Task details:
Every line of the material below in which "this" shows up is to be located and copied.

Task material:
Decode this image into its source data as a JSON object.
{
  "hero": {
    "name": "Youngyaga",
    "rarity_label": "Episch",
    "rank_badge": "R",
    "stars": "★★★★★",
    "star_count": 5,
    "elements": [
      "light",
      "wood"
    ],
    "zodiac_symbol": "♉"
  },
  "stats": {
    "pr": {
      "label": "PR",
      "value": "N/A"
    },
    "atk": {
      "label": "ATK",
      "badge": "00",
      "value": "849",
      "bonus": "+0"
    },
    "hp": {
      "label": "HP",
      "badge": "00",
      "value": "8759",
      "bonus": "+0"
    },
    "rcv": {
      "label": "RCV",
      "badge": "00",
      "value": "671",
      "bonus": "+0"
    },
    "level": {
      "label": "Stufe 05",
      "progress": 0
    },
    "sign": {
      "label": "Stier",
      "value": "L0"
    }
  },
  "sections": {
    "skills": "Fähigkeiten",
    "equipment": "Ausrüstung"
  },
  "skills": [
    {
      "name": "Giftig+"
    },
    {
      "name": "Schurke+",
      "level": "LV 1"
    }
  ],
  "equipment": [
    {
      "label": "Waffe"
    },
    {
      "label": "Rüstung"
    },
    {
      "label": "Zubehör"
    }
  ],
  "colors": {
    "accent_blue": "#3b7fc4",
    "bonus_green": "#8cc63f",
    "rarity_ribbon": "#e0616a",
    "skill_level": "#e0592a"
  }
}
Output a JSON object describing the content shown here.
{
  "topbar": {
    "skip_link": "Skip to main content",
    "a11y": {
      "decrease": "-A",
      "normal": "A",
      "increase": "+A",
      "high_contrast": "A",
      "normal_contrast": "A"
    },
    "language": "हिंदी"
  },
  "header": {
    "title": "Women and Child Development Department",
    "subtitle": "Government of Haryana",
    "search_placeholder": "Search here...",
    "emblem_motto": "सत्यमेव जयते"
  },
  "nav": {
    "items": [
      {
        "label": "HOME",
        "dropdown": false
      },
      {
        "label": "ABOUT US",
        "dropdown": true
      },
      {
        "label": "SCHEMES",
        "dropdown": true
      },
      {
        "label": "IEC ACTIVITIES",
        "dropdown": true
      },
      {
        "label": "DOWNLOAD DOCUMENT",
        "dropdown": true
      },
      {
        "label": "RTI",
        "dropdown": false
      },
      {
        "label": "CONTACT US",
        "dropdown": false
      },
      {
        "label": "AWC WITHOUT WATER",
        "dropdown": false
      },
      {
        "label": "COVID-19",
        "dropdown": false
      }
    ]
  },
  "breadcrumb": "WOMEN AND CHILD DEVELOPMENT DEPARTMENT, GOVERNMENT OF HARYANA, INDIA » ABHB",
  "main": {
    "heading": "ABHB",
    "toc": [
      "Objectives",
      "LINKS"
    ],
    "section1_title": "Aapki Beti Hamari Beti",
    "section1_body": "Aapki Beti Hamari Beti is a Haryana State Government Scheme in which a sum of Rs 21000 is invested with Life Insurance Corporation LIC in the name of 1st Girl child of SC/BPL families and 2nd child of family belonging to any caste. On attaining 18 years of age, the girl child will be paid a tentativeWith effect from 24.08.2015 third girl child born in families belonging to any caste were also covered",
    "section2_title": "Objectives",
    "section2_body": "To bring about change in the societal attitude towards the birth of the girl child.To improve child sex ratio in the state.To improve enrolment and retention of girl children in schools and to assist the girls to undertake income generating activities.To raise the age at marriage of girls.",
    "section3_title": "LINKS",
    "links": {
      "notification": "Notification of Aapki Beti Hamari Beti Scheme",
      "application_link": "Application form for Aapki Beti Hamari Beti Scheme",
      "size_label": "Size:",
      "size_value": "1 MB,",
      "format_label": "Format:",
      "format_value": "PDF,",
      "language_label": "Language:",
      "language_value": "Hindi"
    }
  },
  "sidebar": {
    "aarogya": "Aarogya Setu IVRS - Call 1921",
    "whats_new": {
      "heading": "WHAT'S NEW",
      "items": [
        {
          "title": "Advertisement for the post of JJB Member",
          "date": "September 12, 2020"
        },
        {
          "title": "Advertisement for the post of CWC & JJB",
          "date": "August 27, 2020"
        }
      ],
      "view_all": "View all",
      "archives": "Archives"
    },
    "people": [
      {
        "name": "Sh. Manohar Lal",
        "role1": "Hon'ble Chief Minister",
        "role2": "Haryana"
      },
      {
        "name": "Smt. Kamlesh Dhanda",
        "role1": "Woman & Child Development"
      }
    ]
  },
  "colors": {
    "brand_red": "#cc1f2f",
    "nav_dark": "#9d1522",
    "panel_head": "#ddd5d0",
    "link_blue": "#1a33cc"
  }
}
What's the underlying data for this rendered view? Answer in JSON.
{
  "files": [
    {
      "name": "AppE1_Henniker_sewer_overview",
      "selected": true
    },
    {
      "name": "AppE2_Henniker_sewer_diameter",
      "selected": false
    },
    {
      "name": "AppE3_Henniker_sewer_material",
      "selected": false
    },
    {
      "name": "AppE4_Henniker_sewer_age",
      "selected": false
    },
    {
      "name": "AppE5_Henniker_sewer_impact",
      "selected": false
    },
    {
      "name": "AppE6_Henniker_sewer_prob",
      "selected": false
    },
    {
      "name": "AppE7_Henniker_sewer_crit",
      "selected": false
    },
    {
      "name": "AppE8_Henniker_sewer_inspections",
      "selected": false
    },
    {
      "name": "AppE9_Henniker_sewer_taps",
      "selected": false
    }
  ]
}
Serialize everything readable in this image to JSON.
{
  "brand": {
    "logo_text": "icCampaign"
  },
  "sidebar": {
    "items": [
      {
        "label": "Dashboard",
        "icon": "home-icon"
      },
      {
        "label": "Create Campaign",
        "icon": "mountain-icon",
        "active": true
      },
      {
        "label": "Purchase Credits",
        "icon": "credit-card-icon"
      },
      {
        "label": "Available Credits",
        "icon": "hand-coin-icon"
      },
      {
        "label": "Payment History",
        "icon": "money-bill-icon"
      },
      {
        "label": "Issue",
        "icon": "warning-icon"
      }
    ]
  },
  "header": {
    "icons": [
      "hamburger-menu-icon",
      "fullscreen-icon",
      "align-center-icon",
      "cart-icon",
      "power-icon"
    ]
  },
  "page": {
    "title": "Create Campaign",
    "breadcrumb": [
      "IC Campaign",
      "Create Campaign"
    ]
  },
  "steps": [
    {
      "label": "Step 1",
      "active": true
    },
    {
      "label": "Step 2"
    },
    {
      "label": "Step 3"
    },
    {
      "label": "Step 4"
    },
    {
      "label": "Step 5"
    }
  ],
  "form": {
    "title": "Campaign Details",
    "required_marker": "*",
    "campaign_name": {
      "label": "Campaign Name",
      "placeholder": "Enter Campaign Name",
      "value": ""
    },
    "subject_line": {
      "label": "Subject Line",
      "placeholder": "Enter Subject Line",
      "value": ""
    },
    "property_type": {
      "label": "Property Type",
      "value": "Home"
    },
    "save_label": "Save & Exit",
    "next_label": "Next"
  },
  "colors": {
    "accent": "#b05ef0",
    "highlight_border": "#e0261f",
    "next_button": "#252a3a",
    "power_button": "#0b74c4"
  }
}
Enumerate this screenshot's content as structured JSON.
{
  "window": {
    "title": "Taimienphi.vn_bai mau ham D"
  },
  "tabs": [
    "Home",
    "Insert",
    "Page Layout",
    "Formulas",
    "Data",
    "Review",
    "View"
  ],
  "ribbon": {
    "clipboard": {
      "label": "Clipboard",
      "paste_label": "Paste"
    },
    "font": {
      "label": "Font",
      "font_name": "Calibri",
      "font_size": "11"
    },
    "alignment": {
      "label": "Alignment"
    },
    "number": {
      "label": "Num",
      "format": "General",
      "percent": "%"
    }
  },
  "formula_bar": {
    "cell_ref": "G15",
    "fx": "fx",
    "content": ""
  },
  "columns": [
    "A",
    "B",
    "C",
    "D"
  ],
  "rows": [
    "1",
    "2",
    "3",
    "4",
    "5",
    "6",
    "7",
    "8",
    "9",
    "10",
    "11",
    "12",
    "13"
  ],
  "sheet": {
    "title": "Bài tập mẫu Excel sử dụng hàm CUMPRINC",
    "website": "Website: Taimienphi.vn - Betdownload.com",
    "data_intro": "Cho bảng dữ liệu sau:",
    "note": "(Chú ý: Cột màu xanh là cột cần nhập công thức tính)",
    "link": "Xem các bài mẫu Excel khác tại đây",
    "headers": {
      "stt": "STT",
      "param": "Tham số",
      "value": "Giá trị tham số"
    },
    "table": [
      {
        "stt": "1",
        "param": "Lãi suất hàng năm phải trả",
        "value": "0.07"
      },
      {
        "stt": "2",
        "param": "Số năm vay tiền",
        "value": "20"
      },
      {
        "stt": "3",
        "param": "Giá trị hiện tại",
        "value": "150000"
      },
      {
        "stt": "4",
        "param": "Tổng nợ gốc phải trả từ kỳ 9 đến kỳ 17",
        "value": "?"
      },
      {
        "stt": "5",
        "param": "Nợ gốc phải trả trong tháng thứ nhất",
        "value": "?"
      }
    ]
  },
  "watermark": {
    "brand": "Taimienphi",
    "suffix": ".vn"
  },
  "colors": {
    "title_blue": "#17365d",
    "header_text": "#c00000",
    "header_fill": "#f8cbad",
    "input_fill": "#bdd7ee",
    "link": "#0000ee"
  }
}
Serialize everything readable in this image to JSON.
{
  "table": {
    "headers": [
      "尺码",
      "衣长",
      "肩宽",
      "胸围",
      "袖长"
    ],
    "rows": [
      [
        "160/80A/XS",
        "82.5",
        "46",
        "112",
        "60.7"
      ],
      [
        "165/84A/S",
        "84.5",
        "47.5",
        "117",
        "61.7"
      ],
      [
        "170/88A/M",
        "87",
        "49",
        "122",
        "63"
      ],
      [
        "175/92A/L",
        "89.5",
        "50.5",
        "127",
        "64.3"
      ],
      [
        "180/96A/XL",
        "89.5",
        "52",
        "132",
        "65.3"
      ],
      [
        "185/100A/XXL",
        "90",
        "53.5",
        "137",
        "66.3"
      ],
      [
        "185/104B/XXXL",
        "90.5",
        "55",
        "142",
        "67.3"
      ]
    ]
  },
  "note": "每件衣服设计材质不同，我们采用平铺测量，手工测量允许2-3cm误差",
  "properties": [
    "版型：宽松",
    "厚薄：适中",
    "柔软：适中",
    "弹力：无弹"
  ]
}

Reply to the task:
Decode this image into its source data as a JSON object.
What's the underlying data for this rendered view? Answer in JSON.
Serialize everything readable in this image to JSON.
Enumerate this screenshot's content as structured JSON.
Serialize everything readable in this image to JSON.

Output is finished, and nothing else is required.